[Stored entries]
┄┄┄┄┄┄
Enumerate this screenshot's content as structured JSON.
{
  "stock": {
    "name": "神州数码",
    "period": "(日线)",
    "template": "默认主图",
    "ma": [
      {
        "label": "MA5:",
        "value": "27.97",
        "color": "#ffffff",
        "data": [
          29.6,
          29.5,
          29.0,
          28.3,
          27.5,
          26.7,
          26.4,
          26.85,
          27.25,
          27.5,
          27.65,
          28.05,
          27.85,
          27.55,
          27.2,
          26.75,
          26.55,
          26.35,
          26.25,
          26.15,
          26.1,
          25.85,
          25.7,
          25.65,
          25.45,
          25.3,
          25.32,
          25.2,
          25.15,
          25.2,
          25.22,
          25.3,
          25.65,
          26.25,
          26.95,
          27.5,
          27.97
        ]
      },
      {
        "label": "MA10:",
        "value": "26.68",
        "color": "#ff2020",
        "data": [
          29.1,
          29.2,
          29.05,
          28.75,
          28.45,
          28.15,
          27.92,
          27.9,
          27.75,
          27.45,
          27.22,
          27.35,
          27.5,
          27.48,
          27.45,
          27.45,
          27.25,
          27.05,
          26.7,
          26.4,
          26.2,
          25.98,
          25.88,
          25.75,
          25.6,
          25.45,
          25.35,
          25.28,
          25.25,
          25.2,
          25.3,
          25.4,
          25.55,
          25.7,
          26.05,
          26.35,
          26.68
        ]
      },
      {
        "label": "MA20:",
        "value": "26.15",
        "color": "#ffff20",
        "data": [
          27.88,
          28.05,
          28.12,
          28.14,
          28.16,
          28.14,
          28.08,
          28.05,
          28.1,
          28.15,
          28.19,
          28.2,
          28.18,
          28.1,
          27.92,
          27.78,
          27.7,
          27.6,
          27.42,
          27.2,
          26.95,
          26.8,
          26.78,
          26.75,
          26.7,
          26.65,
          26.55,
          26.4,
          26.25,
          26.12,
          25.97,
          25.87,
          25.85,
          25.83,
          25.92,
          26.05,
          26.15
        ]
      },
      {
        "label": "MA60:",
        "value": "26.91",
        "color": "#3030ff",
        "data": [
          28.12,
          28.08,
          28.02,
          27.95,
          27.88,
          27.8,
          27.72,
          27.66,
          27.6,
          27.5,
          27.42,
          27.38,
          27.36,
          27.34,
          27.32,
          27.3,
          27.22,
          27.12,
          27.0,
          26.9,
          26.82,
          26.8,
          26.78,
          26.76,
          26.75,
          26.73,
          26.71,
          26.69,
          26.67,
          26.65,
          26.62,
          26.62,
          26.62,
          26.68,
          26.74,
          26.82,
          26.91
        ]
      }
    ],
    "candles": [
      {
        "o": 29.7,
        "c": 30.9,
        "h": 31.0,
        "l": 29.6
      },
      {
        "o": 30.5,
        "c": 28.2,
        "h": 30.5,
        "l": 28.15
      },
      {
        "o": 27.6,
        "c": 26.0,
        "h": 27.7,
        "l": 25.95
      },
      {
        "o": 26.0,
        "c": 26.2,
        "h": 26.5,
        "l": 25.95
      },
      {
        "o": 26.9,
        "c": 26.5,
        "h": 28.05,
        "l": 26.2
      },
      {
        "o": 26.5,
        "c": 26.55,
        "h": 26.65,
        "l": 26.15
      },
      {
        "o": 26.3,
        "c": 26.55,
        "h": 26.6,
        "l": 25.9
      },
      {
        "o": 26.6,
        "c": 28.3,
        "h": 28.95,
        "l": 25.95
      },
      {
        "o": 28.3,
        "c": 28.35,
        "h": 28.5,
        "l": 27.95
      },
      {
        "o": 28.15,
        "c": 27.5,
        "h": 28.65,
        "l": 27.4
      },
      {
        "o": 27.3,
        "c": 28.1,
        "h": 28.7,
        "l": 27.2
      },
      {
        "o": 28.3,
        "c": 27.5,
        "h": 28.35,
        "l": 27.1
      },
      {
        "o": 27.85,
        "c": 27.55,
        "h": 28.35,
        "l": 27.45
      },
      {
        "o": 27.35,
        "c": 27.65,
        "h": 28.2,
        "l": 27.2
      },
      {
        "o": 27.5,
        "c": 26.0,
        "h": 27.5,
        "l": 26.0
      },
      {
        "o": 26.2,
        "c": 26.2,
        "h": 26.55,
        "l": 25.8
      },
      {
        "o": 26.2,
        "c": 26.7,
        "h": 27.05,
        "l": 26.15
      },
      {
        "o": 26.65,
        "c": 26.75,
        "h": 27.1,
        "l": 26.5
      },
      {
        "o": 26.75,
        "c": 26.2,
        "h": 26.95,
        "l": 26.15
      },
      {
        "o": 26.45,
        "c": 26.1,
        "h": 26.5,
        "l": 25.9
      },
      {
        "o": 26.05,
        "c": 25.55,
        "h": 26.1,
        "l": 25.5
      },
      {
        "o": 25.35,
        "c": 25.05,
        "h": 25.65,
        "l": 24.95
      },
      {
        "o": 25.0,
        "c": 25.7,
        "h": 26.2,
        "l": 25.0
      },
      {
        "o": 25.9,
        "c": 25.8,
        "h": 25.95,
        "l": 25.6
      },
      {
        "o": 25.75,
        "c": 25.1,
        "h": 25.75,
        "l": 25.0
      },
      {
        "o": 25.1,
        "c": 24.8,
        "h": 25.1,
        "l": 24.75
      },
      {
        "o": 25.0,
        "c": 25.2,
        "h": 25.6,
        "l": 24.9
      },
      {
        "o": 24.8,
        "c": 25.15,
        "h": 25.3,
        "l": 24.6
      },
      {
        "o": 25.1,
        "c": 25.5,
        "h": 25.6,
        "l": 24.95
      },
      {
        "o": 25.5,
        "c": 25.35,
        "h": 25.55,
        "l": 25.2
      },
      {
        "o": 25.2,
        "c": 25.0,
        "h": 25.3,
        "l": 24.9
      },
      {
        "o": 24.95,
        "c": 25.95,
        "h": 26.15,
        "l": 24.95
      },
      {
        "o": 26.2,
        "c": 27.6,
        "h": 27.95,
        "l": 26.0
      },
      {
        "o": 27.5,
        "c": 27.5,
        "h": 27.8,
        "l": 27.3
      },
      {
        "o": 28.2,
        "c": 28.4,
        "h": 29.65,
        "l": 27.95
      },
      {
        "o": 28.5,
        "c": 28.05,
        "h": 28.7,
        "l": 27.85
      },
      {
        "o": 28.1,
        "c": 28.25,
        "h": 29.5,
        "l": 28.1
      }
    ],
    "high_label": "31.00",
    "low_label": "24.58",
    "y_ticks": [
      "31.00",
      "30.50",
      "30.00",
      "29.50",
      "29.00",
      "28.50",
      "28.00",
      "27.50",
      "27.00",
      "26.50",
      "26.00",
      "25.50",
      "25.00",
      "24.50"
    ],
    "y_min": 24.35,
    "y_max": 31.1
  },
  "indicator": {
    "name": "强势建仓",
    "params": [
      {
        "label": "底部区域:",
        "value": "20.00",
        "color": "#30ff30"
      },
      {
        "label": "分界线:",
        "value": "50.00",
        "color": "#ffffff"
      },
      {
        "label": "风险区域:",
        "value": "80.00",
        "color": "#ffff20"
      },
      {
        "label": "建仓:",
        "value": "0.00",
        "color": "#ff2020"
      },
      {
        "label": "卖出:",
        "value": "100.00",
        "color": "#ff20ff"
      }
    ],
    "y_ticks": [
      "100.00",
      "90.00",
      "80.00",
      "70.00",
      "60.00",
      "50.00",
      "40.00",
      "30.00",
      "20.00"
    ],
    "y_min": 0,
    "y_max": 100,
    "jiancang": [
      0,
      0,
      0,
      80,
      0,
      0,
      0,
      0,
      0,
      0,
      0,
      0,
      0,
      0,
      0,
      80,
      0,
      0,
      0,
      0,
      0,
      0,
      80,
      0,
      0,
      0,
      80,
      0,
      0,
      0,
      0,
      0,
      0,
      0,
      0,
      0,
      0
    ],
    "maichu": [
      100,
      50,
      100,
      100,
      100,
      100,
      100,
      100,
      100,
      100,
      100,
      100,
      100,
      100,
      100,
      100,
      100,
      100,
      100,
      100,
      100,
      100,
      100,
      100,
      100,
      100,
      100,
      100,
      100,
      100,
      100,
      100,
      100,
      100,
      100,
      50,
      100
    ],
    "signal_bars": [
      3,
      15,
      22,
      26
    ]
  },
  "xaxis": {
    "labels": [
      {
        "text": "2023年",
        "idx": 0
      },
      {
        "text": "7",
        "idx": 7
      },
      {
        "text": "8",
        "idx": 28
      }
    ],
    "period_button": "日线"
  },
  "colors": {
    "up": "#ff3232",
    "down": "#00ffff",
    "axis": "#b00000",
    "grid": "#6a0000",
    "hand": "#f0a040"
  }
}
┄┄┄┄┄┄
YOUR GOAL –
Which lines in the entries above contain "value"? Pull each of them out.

EXERCISE ANSWER –
        "value": "27.97",
        "value": "26.68",
        "value": "26.15",
        "value": "26.91",
        "value": "20.00",
        "value": "50.00",
        "value": "80.00",
        "value": "0.00",
        "value": "100.00",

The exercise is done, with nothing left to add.